this is ‘whim of law’ not ‘rule of law’ because the law is defined by ex ante beliefs by bureaucrats rather than demonstrable ‘ex post facto’ harms in the marketplace…

….i have no idea what the electoral count of ‘right to work’ states may be but i’m pretty confident that entrepreneurs and enterprises nationwide will think thrice before they invest in greenfield american plants….so will their boards….

Posted by mds123 | Report as abusive
 

Boeing clearly has broken no laws. They’ve expanded production in Seattle and chose to also expand production in South Carolina.

Suppose you’ve been buying $100 a week in groceries at FoodMart. Later on, you start buying $150 a week at FoodMart and $50 a week at CostLand. Only on another planet would someone claim that you’ve somehow “moved” your grocery shopping to CostLand or “retaliated” against FoodMart.

Posted by Randy549 | Report as abusive
 

What do you expect when politicians get involved ?

Posted by MikeNulty | Report as abusive
 

Boeing will build their next facility in a foreign country where they will be welcomed with open arms and not punished by unions and team Obama.

Posted by theeblondee | Report as abusive
 

Elections have consequences and people who voted for Obama to prove to themselves they are racist may now find they have no job thanks to his policies

Posted by motorman | Report as abusive
 

Boeing broke no laws, the NLRB certainly did, and like ATF and Justice, under this administration, they need to be perp walked in front of the House Oversight Committee and a Federal Judge.

Posted by soxfan4life | Report as abusive
 

This is just another example of the utter stupidity of American labor unionists setting themselves up to lose more jobs to offshoring.
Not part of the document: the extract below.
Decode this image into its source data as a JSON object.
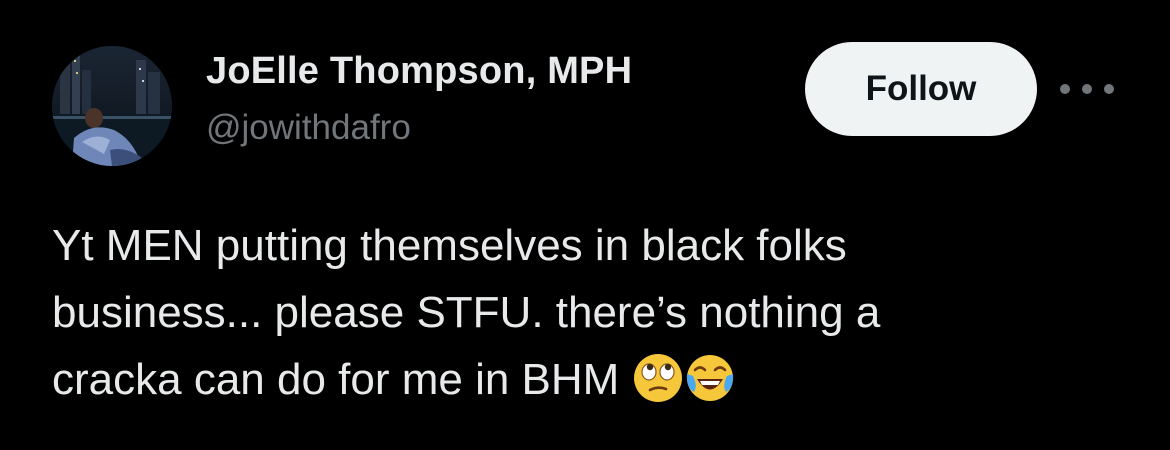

The unmitigated greed of labor unions drives every American industry that it is successful at dominating offshore. Labor’s stooges in the Democratic party have through poor policy decisions driven the us steel industry and the auto industry to near states of collapse over and over again. Why anyone, anywhere accepts as even remotely plausible the argument that unions promote workers welfare is beyond me.

Posted by richardrothey | Report as abusive
 

you have a contract to buy your groceries from food mart at a prenegotiated price. you entered this contract to get a predictable, fixed-price-per-unit supply over a given time and agreed not to shop anywhere else.
you can’t violate a contract without consequences.
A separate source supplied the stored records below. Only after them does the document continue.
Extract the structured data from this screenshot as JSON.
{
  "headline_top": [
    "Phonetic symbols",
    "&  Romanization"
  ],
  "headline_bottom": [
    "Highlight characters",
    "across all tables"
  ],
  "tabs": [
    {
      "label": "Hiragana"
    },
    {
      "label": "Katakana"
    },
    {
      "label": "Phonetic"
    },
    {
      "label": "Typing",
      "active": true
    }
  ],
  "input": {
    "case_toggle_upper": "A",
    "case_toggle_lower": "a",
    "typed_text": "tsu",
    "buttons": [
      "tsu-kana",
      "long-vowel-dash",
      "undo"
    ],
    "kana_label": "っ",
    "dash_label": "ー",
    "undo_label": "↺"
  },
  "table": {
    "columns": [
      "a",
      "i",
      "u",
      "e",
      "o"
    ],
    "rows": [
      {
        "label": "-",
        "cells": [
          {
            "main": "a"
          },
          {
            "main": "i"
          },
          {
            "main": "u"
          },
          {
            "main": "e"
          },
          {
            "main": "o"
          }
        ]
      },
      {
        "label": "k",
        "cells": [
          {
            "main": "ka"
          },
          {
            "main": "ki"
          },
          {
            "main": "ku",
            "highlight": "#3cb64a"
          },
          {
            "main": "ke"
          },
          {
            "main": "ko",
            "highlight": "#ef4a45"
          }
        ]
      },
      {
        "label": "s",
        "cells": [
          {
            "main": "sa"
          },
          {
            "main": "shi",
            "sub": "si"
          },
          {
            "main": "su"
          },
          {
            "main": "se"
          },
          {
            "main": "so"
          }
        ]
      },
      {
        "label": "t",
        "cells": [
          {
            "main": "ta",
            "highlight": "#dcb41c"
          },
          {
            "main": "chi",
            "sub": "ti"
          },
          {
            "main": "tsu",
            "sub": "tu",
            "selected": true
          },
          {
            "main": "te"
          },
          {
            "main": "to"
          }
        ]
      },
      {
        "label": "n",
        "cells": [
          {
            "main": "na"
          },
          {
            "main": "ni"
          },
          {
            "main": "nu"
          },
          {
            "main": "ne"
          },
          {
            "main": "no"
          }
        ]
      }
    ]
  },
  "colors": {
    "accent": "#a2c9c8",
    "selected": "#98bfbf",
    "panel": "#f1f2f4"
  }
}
Posted by johnkmt | Report as abusive
 

Hey Boeing! Build your next plant in Canada! We have a conservative government, well-trained workers and unions here that, while still unions, are, to a degree, rather more realistic than American unions. Plus there isn’t an NLRB here either! What are you waiting for?

Posted by Elektrobahn | Report as abusive
 

The NLRB finds that Boeing did some wrong, and naturally the guilty parties in the South come to their defense. The NLRB did nothing wrong by catching Boeing in the act.
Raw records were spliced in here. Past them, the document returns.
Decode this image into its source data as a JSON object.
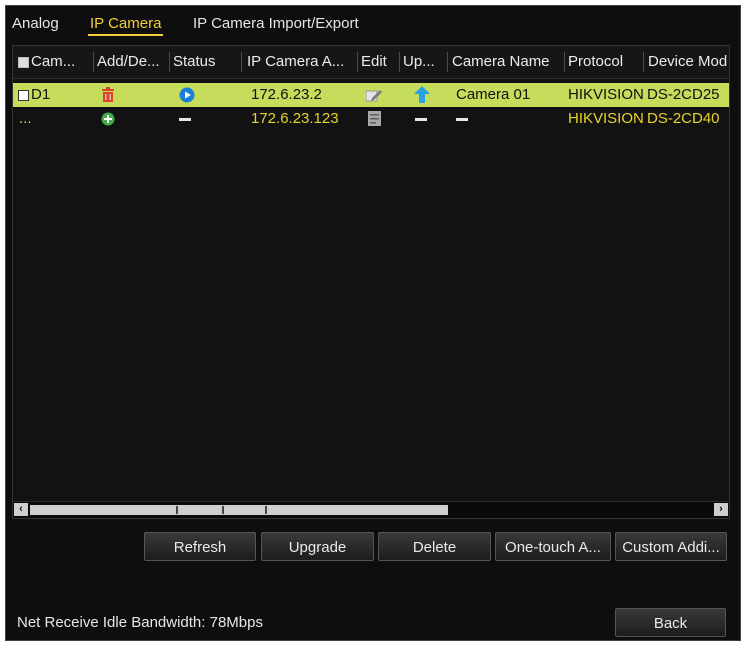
{
  "tabs": [
    {
      "label": "Analog",
      "active": false
    },
    {
      "label": "IP Camera",
      "active": true
    },
    {
      "label": "IP Camera Import/Export",
      "active": false
    }
  ],
  "table": {
    "columns": [
      "Cam...",
      "Add/De...",
      "Status",
      "IP Camera A...",
      "Edit",
      "Up...",
      "Camera Name",
      "Protocol",
      "Device Mod"
    ],
    "rows": [
      {
        "camera": "D1",
        "add_delete_icon": "delete-icon",
        "status_icon": "play-status-icon",
        "ip": "172.6.23.2",
        "edit_icon": "edit-pencil-icon",
        "upgrade_icon": "upgrade-arrow-icon",
        "camera_name": "Camera 01",
        "protocol": "HIKVISION",
        "device_model": "DS-2CD25",
        "selected": true
      },
      {
        "camera": "...",
        "add_delete_icon": "add-icon",
        "status_icon": "dash",
        "ip": "172.6.23.123",
        "edit_icon": "edit-disabled-icon",
        "upgrade_icon": "dash",
        "camera_name": "-",
        "protocol": "HIKVISION",
        "device_model": "DS-2CD40",
        "selected": false
      }
    ]
  },
  "buttons": {
    "refresh": "Refresh",
    "upgrade": "Upgrade",
    "delete": "Delete",
    "one_touch": "One-touch A...",
    "custom_add": "Custom Addi..."
  },
  "status": {
    "bandwidth": "Net Receive Idle Bandwidth: 78Mbps"
  },
  "back_label": "Back",
  "colors": {
    "accent": "#f2cf3a",
    "selected_row": "#c5dd5a",
    "alt_row_text": "#e8d32c",
    "background": "#0e0e0e"
  }
}
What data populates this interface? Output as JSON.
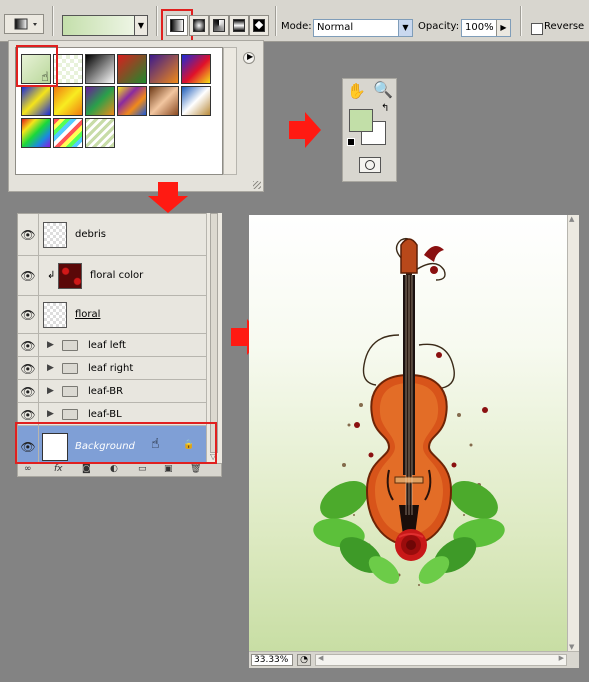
{
  "options_bar": {
    "mode_label": "Mode:",
    "mode_value": "Normal",
    "opacity_label": "Opacity:",
    "opacity_value": "100%",
    "reverse_label": "Reverse",
    "gradient_types": [
      "linear-gradient-icon",
      "radial-gradient-icon",
      "angle-gradient-icon",
      "reflected-gradient-icon",
      "diamond-gradient-icon"
    ]
  },
  "gradient_picker": {
    "presets": [
      {
        "name": "foreground-to-background",
        "css": "linear-gradient(135deg,#e7f2d6,#b9d79a)",
        "selected": true
      },
      {
        "name": "foreground-to-transparent",
        "css": "repeating-conic-gradient(#e8f2da 0 25%,#ffffff 0 50%)"
      },
      {
        "name": "black-white",
        "css": "linear-gradient(135deg,#000,#fff)"
      },
      {
        "name": "red-green",
        "css": "linear-gradient(135deg,#d81f1f,#1d8a2d)"
      },
      {
        "name": "violet-orange",
        "css": "linear-gradient(135deg,#3b1a8c,#f08a1a)"
      },
      {
        "name": "blue-red-yellow",
        "css": "linear-gradient(135deg,#1a2ad8,#e0102a 55%,#f5e41a)"
      },
      {
        "name": "blue-yellow-blue",
        "css": "linear-gradient(135deg,#1a2ad8,#f5e41a 50%,#1a2ad8)"
      },
      {
        "name": "orange-yellow-orange",
        "css": "linear-gradient(135deg,#f07a10,#f8ec20 50%,#f07a10)"
      },
      {
        "name": "violet-green-orange",
        "css": "linear-gradient(135deg,#6a1a9a,#2aa04a 50%,#f08a1a)"
      },
      {
        "name": "yellow-violet-orange-blue",
        "css": "linear-gradient(135deg,#f5e41a,#8a2aa0 35%,#f08a1a 65%,#1a5ad8)"
      },
      {
        "name": "copper",
        "css": "linear-gradient(135deg,#6e3a16,#f2c6a0 50%,#8a4a22)"
      },
      {
        "name": "chrome",
        "css": "linear-gradient(135deg,#1a5ab8,#ffffff 50%,#b88a3a)"
      },
      {
        "name": "spectrum",
        "css": "linear-gradient(135deg,#e01a1a,#f5e41a 25%,#1ad83a 50%,#1a8ae0 75%,#8a1ae0)"
      },
      {
        "name": "transparent-rainbow",
        "css": "repeating-linear-gradient(135deg,#f55 0 4px,#ff5 4px 8px,#5f5 8px 12px,#5cf 12px 16px,#fff 16px 20px)"
      },
      {
        "name": "transparent-stripes",
        "css": "repeating-linear-gradient(135deg,#c8dca8 0 3px,#ffffff 3px 6px)"
      }
    ]
  },
  "toolbox": {
    "foreground_color": "#c2dfa8",
    "background_color": "#ffffff"
  },
  "layers": [
    {
      "name": "debris",
      "type": "layer",
      "thumb": "transparent"
    },
    {
      "name": "floral color",
      "type": "clipped",
      "thumb": "floral"
    },
    {
      "name": "floral",
      "type": "layer",
      "thumb": "transparent"
    },
    {
      "name": "leaf left",
      "type": "group"
    },
    {
      "name": "leaf right",
      "type": "group"
    },
    {
      "name": "leaf-BR",
      "type": "group"
    },
    {
      "name": "leaf-BL",
      "type": "group"
    },
    {
      "name": "Background",
      "type": "background",
      "thumb": "white",
      "selected": true
    }
  ],
  "canvas": {
    "zoom": "33.33%"
  },
  "colors": {
    "highlight_red": "#e0201f",
    "selected_layer": "#7f9fd6",
    "arrow_red": "#ff1a12"
  }
}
If Boeing goes offshore, pursue them as one would pursue a terrorist, and repatriate all assets to US hands that are not Southern. Should the NLRB fail, remind Boeing that going Galt will be their undoing – through military pursuit.

Posted by ProudYankee | Report as abusive
 

Boeing breaks the law, Dixie complains about being caught. Punish both the South and Boeing, and pursue/capture them if they go offshore.

Posted by ProudYankee | Report as abusive
 

Post Your Comment

We welcome comments that advance the story through relevant opinion, anecdotes, links and data. If you see a comment that you believe is irrelevant or inappropriate, you can flag it to our editors by using the report abuse links. Views expressed in the comments do not represent those of Reuters. For more information on our comment policy, see http://blogs.reuters.com/fulldisclosure/2010/09/27/toward-a-more-thoughtful-conversation-on-stories/
  •